It has thus been shown that every attribute predicated of God either denotes the quality of an action, or—when the attribute is intended to convey some idea of the Divine Being itself, and not of His actions—the negation of the opposite. Even these negative attributes must not be formed and applied to God, except in the way in which, as you know, sometimes an attribute is negatived in reference to a thing, although that attribute can naturally never be applied to it in the same sense, as, e.g., we say, “This wall does not see.” Those who read the present work are aware that, notwithstanding all the efforts of the mind, we can obtain no knowledge of the essence of the heavens—a revolving substance which has been measured by us in spans and cubits, and examined even as regards the proportions of the several spheres to each other and respecting most of their motions—although we know that they must consist of matter and form; but the matter not being the same as sublunary matter, we can only describe the heavens in terms expressing negative properties, but not in terms denoting positive qualities.
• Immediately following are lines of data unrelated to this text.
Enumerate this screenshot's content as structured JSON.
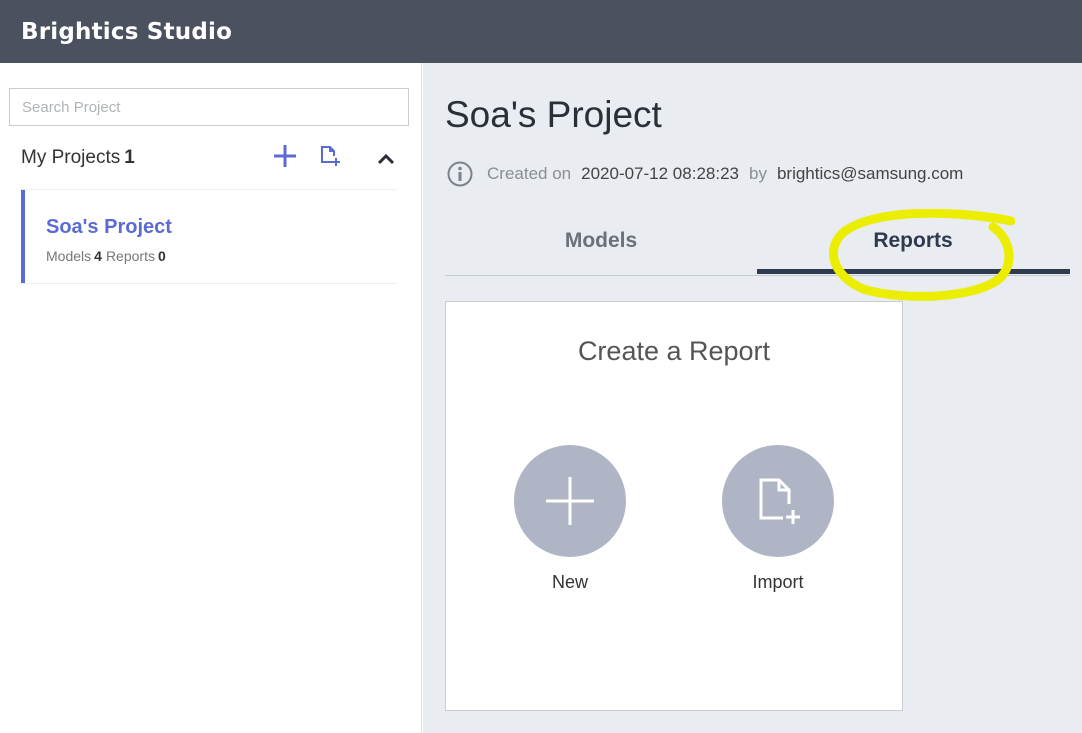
{
  "app": {
    "title": "Brightics Studio"
  },
  "sidebar": {
    "search_placeholder": "Search Project",
    "projects_label": "My Projects",
    "projects_count": "1",
    "projects": [
      {
        "name": "Soa's Project",
        "models_label": "Models",
        "models_count": "4",
        "reports_label": "Reports",
        "reports_count": "0"
      }
    ]
  },
  "main": {
    "title": "Soa's Project",
    "info": {
      "created_label": "Created on",
      "created_value": "2020-07-12 08:28:23",
      "by_label": "by",
      "author": "brightics@samsung.com"
    },
    "tabs": [
      {
        "label": "Models",
        "active": false
      },
      {
        "label": "Reports",
        "active": true
      }
    ],
    "card": {
      "title": "Create a Report",
      "new_label": "New",
      "import_label": "Import"
    }
  },
  "colors": {
    "accent": "#5b6bd6",
    "topbar": "#4b515e",
    "active_tab": "#2e3a4e",
    "circle": "#b0b5c6",
    "highlight": "#ebee00"
  },
  "icons": [
    "plus-icon",
    "file-import-icon",
    "chevron-up-icon",
    "info-icon",
    "plus-icon",
    "file-import-icon"
  ]
}
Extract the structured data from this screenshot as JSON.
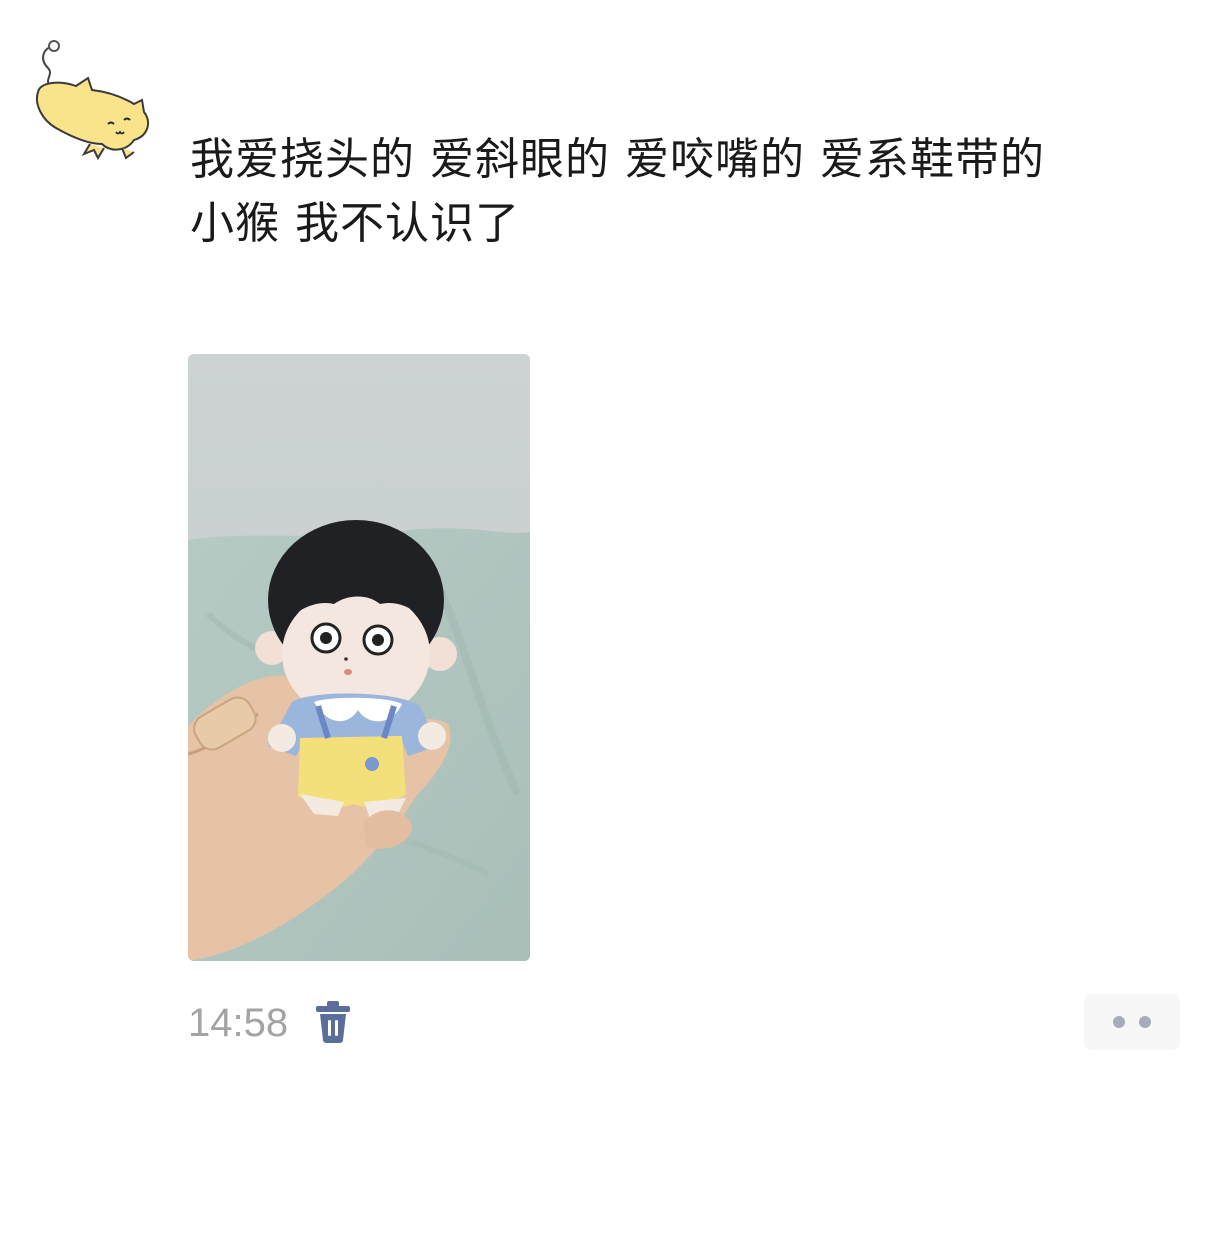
{
  "post": {
    "text_line1": "我爱挠头的 爱斜眼的 爱咬嘴的 爱系鞋带的",
    "text_line2": "小猴 我不认识了",
    "image_description": "",
    "time": "14:58"
  },
  "icons": {
    "avatar": "yellow-cat-avatar",
    "delete": "trash-icon",
    "more": "more-dots-icon"
  },
  "colors": {
    "text": "#1a1a1a",
    "timestamp": "#a3a3a3",
    "delete_icon": "#5b6d99",
    "more_dots": "#a7acb8"
  }
}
Thus we say that the heavens are not light, not heavy, not passive and therefore not subject to impressions, and that they do not possess the sensations of taste and smell; or we use similar negative attributes. All this we do, because we do not know their substance. What, then, can be the result of our efforts, when we try to obtain a knowledge of a Being that is free from substance, that is most simple, whose existence is absolute, and not due to any cause, to whose perfect essence nothing can be superadded, and whose perfection consists, as we have shown, in the absence of all defects. All we understand is the fact that He exists, that He is a Being to whom none of His creatures is similar, who has nothing in common with them, who does not include plurality, who is never too feeble to produce other beings, and whose relation to the universe is that of a steersman to a boat; and even this is not a real relation, a real simile, but serves only to convey to us the idea that God rules the universe; that is, that He gives it duration, and preserves its necessary arrangement. This subject will be treated more fully. Praised be He! In the contemplation of His essence, our comprehension and knowledge prove insufficient; in the examination of His works, how they necessarily result from His will, our knowledge proves to be ignorance, and in the endeavour to extol Him in words, all our efforts in speech are mere weakness and failure!